Milach’s book is in fact a triptych of photo publications and a volume of three texts, all contained within a printed cardboard container, each publication focusing on a different border wall and each taking a slightly different approach. The first focuses on the East German border wall known less catchily as the anti-fascist bulwark (antifaschistischer schutzwall), a name belying its actual purpose to contain East Germans tired of the hardships of socialist brotherhood. Alongside fairly familiar imagery of still extant sections of the Berlin Wall, this volume interestingly ruminates on its transformation into tourist site and historical commodity, featuring dozens of images of parts of the wall offered for sale for anything from a few euros to several thousand, as this symbol of the failure of the world’s largest socialist experiment is transformed into an opportunity for the very thing it was supposed to stand against.
The second volume takes us to Hungarian border fence which was constructed from 2015 onwards along its border with Serbia and Croatia in response to the growing number of refugees seeking safety in Europe via an overland route through the Balkans. Here Milach more directly addresses the infrastructure of the fence with photographs which are a calculated mess of barbed wire, cabling, cameras and signs, interspersed with cleaner imagery of military grade hardware and the people and animals set to guard this border. Shot in Milach’s rather signature flash lit, high key style, this almost glossy look lends itself to and highlights the fact that these walls are a huge commercial opportunity, with enormous profit to be made by the private sector from their construction and operation, not least as the new ethnonationalist states of Europe are often themselves in fact so infirm and stripped of the hard power that once typified the nation state, that they must often outsource such activities.
What these two books do rather effectively, is to show two sides of this new ethnonationalism; Behrendt’s, the ideological and rhetorical ground work which must be laid for it through political bombast and mass media, and Milach’s the hard physical structures built on these soft foundations.

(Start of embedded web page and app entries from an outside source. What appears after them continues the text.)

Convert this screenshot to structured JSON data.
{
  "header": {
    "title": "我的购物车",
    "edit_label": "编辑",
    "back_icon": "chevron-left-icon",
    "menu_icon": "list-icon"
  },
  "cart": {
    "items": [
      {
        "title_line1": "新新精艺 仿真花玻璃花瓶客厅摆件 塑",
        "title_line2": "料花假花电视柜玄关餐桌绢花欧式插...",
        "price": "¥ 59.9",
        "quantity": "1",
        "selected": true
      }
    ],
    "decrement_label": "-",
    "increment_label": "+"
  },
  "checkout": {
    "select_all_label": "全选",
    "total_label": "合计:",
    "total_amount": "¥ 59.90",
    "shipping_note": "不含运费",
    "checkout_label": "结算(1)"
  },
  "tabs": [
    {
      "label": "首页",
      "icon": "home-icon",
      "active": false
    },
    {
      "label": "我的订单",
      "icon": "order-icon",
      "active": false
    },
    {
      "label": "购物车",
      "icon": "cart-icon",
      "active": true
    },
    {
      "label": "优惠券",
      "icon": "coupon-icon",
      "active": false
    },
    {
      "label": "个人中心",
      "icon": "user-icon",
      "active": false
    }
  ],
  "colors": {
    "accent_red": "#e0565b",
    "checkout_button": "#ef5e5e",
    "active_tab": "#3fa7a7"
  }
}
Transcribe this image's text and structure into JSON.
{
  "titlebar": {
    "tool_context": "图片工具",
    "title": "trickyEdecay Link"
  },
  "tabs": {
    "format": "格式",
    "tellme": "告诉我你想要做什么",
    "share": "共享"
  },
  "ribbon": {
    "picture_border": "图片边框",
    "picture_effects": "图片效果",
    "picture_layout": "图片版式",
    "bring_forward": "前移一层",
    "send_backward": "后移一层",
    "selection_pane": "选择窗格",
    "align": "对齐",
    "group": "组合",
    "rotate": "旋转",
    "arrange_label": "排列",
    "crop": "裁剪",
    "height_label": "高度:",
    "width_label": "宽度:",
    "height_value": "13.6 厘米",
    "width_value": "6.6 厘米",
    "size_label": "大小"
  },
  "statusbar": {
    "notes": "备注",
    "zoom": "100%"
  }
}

The third and by some distance most substantial of the three volumes focuses on the US-Mexico border wall, a persistent American endeavour for almost a century, which has met with varying success. The core of this volume consists of redacted pages from the official evaluation of the various border wall designs that then President Donald Trump was prominently photographed visiting in March 2018. Alongside these blacked out pages are Milach’s photographs of various stretches of the border wall, which is shown to have a changing architectural vernacular as it undulates over the American landscape. If the other two publications had their own absolutely distinct feel, this one draws a little from each, and perhaps because of this and its significantly greater length, feels the less resolved of the two, but perhaps that’s appropriate for a wall which is itself inconsistent, unsettled, and a little convoluted.
What these two books do rather effectively, is to show two sides of this new ethnonationalism; Behrendt’s, the ideological and rhetorical ground work which must be laid for it through political bombast and mass media, and Milach’s the hard physical structures built on these soft foundations. Demolishing the Berlin wall was a vast task, as it will be in time for these new borders when they cease to serve a purpose or come to represent something too hideous to too many people for them to continue to be allowed to remain. But in either case, demolishing the ideological foundations which made them possible in the first place, may be a far more enduring and difficult project.